▸ Data listing

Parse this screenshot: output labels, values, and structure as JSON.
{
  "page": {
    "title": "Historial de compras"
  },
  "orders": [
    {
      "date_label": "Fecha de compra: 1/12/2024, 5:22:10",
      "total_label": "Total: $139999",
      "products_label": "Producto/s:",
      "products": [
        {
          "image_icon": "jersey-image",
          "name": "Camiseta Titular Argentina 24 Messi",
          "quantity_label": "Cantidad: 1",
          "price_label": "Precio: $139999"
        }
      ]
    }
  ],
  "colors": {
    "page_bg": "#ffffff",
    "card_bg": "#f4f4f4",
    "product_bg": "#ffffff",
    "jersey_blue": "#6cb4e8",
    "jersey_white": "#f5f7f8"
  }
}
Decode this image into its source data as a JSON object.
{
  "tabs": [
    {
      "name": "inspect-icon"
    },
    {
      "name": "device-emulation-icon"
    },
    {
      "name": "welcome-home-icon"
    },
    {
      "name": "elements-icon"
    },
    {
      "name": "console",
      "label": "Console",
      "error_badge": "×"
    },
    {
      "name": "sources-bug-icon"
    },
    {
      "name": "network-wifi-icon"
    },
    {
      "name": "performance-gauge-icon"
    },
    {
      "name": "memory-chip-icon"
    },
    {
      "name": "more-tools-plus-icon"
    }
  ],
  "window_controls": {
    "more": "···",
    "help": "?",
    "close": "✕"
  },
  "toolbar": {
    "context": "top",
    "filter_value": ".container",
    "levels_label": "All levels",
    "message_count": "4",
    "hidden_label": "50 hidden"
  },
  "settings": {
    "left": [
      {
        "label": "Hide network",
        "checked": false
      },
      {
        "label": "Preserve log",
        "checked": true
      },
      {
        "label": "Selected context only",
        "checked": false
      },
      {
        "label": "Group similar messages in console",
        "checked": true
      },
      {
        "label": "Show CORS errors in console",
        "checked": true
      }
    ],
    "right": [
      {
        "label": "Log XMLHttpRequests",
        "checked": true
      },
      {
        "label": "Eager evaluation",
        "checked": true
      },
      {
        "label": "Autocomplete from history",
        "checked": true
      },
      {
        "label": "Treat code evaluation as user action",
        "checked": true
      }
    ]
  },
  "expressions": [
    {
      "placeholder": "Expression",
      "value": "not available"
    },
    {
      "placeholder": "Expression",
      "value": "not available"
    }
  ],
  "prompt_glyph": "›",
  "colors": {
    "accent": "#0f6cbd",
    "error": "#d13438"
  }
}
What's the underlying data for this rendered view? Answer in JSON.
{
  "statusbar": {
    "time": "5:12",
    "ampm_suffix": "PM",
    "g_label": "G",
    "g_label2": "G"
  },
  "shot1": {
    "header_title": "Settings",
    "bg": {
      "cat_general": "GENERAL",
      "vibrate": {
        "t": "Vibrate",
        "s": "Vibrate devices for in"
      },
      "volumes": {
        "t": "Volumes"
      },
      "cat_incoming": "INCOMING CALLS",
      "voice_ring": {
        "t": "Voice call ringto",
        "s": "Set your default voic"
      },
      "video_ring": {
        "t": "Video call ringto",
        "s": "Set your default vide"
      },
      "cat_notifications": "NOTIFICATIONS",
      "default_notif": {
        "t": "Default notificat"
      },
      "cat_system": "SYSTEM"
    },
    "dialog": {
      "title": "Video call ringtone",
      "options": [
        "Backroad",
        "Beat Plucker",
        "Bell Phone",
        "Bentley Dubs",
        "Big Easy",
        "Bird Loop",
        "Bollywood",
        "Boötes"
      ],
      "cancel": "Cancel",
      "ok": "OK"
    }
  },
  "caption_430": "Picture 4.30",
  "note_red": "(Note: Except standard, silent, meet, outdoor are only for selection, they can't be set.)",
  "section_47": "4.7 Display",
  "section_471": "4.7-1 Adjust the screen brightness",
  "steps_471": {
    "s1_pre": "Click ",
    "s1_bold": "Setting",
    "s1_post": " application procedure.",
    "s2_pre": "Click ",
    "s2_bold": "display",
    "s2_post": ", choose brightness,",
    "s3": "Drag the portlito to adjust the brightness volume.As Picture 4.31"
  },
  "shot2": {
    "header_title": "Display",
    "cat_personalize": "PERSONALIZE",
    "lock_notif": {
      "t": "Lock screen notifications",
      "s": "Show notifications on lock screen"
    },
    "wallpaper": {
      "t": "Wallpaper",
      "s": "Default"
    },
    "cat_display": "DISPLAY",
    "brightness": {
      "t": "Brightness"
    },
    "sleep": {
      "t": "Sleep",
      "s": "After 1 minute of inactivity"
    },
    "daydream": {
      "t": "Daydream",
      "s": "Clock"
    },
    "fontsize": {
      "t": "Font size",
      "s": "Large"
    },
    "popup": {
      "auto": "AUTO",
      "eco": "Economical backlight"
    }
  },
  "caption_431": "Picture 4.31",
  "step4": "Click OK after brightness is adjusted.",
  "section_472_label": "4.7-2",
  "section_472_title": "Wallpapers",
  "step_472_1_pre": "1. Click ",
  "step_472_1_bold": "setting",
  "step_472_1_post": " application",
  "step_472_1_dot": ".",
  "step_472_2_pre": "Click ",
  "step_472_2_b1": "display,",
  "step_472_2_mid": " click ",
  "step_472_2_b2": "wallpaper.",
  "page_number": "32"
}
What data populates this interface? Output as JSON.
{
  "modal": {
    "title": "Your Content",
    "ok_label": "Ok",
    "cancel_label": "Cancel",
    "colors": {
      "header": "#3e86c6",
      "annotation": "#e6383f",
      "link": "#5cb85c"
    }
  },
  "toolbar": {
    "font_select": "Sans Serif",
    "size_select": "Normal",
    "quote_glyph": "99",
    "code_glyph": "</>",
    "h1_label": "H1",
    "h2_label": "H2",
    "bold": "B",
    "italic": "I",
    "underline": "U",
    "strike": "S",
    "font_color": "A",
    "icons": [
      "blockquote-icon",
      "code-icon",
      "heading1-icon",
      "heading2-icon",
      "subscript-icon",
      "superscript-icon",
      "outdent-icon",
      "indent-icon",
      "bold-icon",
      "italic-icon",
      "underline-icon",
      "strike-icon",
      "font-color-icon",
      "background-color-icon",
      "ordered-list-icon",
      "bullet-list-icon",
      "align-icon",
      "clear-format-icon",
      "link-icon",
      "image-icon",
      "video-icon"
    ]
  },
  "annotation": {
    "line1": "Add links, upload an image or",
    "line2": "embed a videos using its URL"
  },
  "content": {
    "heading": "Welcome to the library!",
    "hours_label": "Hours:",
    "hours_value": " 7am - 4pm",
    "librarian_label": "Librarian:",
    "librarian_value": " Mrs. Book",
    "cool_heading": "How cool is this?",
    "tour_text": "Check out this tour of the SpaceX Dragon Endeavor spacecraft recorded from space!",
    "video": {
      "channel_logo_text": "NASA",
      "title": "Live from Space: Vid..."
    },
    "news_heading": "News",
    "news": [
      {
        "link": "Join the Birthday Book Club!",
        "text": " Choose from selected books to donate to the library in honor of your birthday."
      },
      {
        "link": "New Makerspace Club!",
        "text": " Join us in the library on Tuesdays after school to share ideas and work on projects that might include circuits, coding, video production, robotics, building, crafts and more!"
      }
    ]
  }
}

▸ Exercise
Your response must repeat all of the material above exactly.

▸ Exercise response
Parse this screenshot: output labels, values, and structure as JSON.
{
  "page": {
    "title": "Historial de compras"
  },
  "orders": [
    {
      "date_label": "Fecha de compra: 1/12/2024, 5:22:10",
      "total_label": "Total: $139999",
      "products_label": "Producto/s:",
      "products": [
        {
          "image_icon": "jersey-image",
          "name": "Camiseta Titular Argentina 24 Messi",
          "quantity_label": "Cantidad: 1",
          "price_label": "Precio: $139999"
        }
      ]
    }
  ],
  "colors": {
    "page_bg": "#ffffff",
    "card_bg": "#f4f4f4",
    "product_bg": "#ffffff",
    "jersey_blue": "#6cb4e8",
    "jersey_white": "#f5f7f8"
  }
}
Decode this image into its source data as a JSON object.
{
  "tabs": [
    {
      "name": "inspect-icon"
    },
    {
      "name": "device-emulation-icon"
    },
    {
      "name": "welcome-home-icon"
    },
    {
      "name": "elements-icon"
    },
    {
      "name": "console",
      "label": "Console",
      "error_badge": "×"
    },
    {
      "name": "sources-bug-icon"
    },
    {
      "name": "network-wifi-icon"
    },
    {
      "name": "performance-gauge-icon"
    },
    {
      "name": "memory-chip-icon"
    },
    {
      "name": "more-tools-plus-icon"
    }
  ],
  "window_controls": {
    "more": "···",
    "help": "?",
    "close": "✕"
  },
  "toolbar": {
    "context": "top",
    "filter_value": ".container",
    "levels_label": "All levels",
    "message_count": "4",
    "hidden_label": "50 hidden"
  },
  "settings": {
    "left": [
      {
        "label": "Hide network",
        "checked": false
      },
      {
        "label": "Preserve log",
        "checked": true
      },
      {
        "label": "Selected context only",
        "checked": false
      },
      {
        "label": "Group similar messages in console",
        "checked": true
      },
      {
        "label": "Show CORS errors in console",
        "checked": true
      }
    ],
    "right": [
      {
        "label": "Log XMLHttpRequests",
        "checked": true
      },
      {
        "label": "Eager evaluation",
        "checked": true
      },
      {
        "label": "Autocomplete from history",
        "checked": true
      },
      {
        "label": "Treat code evaluation as user action",
        "checked": true
      }
    ]
  },
  "expressions": [
    {
      "placeholder": "Expression",
      "value": "not available"
    },
    {
      "placeholder": "Expression",
      "value": "not available"
    }
  ],
  "prompt_glyph": "›",
  "colors": {
    "accent": "#0f6cbd",
    "error": "#d13438"
  }
}
What's the underlying data for this rendered view? Answer in JSON.
{
  "statusbar": {
    "time": "5:12",
    "ampm_suffix": "PM",
    "g_label": "G",
    "g_label2": "G"
  },
  "shot1": {
    "header_title": "Settings",
    "bg": {
      "cat_general": "GENERAL",
      "vibrate": {
        "t": "Vibrate",
        "s": "Vibrate devices for in"
      },
      "volumes": {
        "t": "Volumes"
      },
      "cat_incoming": "INCOMING CALLS",
      "voice_ring": {
        "t": "Voice call ringto",
        "s": "Set your default voic"
      },
      "video_ring": {
        "t": "Video call ringto",
        "s": "Set your default vide"
      },
      "cat_notifications": "NOTIFICATIONS",
      "default_notif": {
        "t": "Default notificat"
      },
      "cat_system": "SYSTEM"
    },
    "dialog": {
      "title": "Video call ringtone",
      "options": [
        "Backroad",
        "Beat Plucker",
        "Bell Phone",
        "Bentley Dubs",
        "Big Easy",
        "Bird Loop",
        "Bollywood",
        "Boötes"
      ],
      "cancel": "Cancel",
      "ok": "OK"
    }
  },
  "caption_430": "Picture 4.30",
  "note_red": "(Note: Except standard, silent, meet, outdoor are only for selection, they can't be set.)",
  "section_47": "4.7 Display",
  "section_471": "4.7-1 Adjust the screen brightness",
  "steps_471": {
    "s1_pre": "Click ",
    "s1_bold": "Setting",
    "s1_post": " application procedure.",
    "s2_pre": "Click ",
    "s2_bold": "display",
    "s2_post": ", choose brightness,",
    "s3": "Drag the portlito to adjust the brightness volume.As Picture 4.31"
  },
  "shot2": {
    "header_title": "Display",
    "cat_personalize": "PERSONALIZE",
    "lock_notif": {
      "t": "Lock screen notifications",
      "s": "Show notifications on lock screen"
    },
    "wallpaper": {
      "t": "Wallpaper",
      "s": "Default"
    },
    "cat_display": "DISPLAY",
    "brightness": {
      "t": "Brightness"
    },
    "sleep": {
      "t": "Sleep",
      "s": "After 1 minute of inactivity"
    },
    "daydream": {
      "t": "Daydream",
      "s": "Clock"
    },
    "fontsize": {
      "t": "Font size",
      "s": "Large"
    },
    "popup": {
      "auto": "AUTO",
      "eco": "Economical backlight"
    }
  },
  "caption_431": "Picture 4.31",
  "step4": "Click OK after brightness is adjusted.",
  "section_472_label": "4.7-2",
  "section_472_title": "Wallpapers",
  "step_472_1_pre": "1. Click ",
  "step_472_1_bold": "setting",
  "step_472_1_post": " application",
  "step_472_1_dot": ".",
  "step_472_2_pre": "Click ",
  "step_472_2_b1": "display,",
  "step_472_2_mid": " click ",
  "step_472_2_b2": "wallpaper.",
  "page_number": "32"
}
What data populates this interface? Output as JSON.
{
  "modal": {
    "title": "Your Content",
    "ok_label": "Ok",
    "cancel_label": "Cancel",
    "colors": {
      "header": "#3e86c6",
      "annotation": "#e6383f",
      "link": "#5cb85c"
    }
  },
  "toolbar": {
    "font_select": "Sans Serif",
    "size_select": "Normal",
    "quote_glyph": "99",
    "code_glyph": "</>",
    "h1_label": "H1",
    "h2_label": "H2",
    "bold": "B",
    "italic": "I",
    "underline": "U",
    "strike": "S",
    "font_color": "A",
    "icons": [
      "blockquote-icon",
      "code-icon",
      "heading1-icon",
      "heading2-icon",
      "subscript-icon",
      "superscript-icon",
      "outdent-icon",
      "indent-icon",
      "bold-icon",
      "italic-icon",
      "underline-icon",
      "strike-icon",
      "font-color-icon",
      "background-color-icon",
      "ordered-list-icon",
      "bullet-list-icon",
      "align-icon",
      "clear-format-icon",
      "link-icon",
      "image-icon",
      "video-icon"
    ]
  },
  "annotation": {
    "line1": "Add links, upload an image or",
    "line2": "embed a videos using its URL"
  },
  "content": {
    "heading": "Welcome to the library!",
    "hours_label": "Hours:",
    "hours_value": " 7am - 4pm",
    "librarian_label": "Librarian:",
    "librarian_value": " Mrs. Book",
    "cool_heading": "How cool is this?",
    "tour_text": "Check out this tour of the SpaceX Dragon Endeavor spacecraft recorded from space!",
    "video": {
      "channel_logo_text": "NASA",
      "title": "Live from Space: Vid..."
    },
    "news_heading": "News",
    "news": [
      {
        "link": "Join the Birthday Book Club!",
        "text": " Choose from selected books to donate to the library in honor of your birthday."
      },
      {
        "link": "New Makerspace Club!",
        "text": " Join us in the library on Tuesdays after school to share ideas and work on projects that might include circuits, coding, video production, robotics, building, crafts and more!"
      }
    ]
  }
}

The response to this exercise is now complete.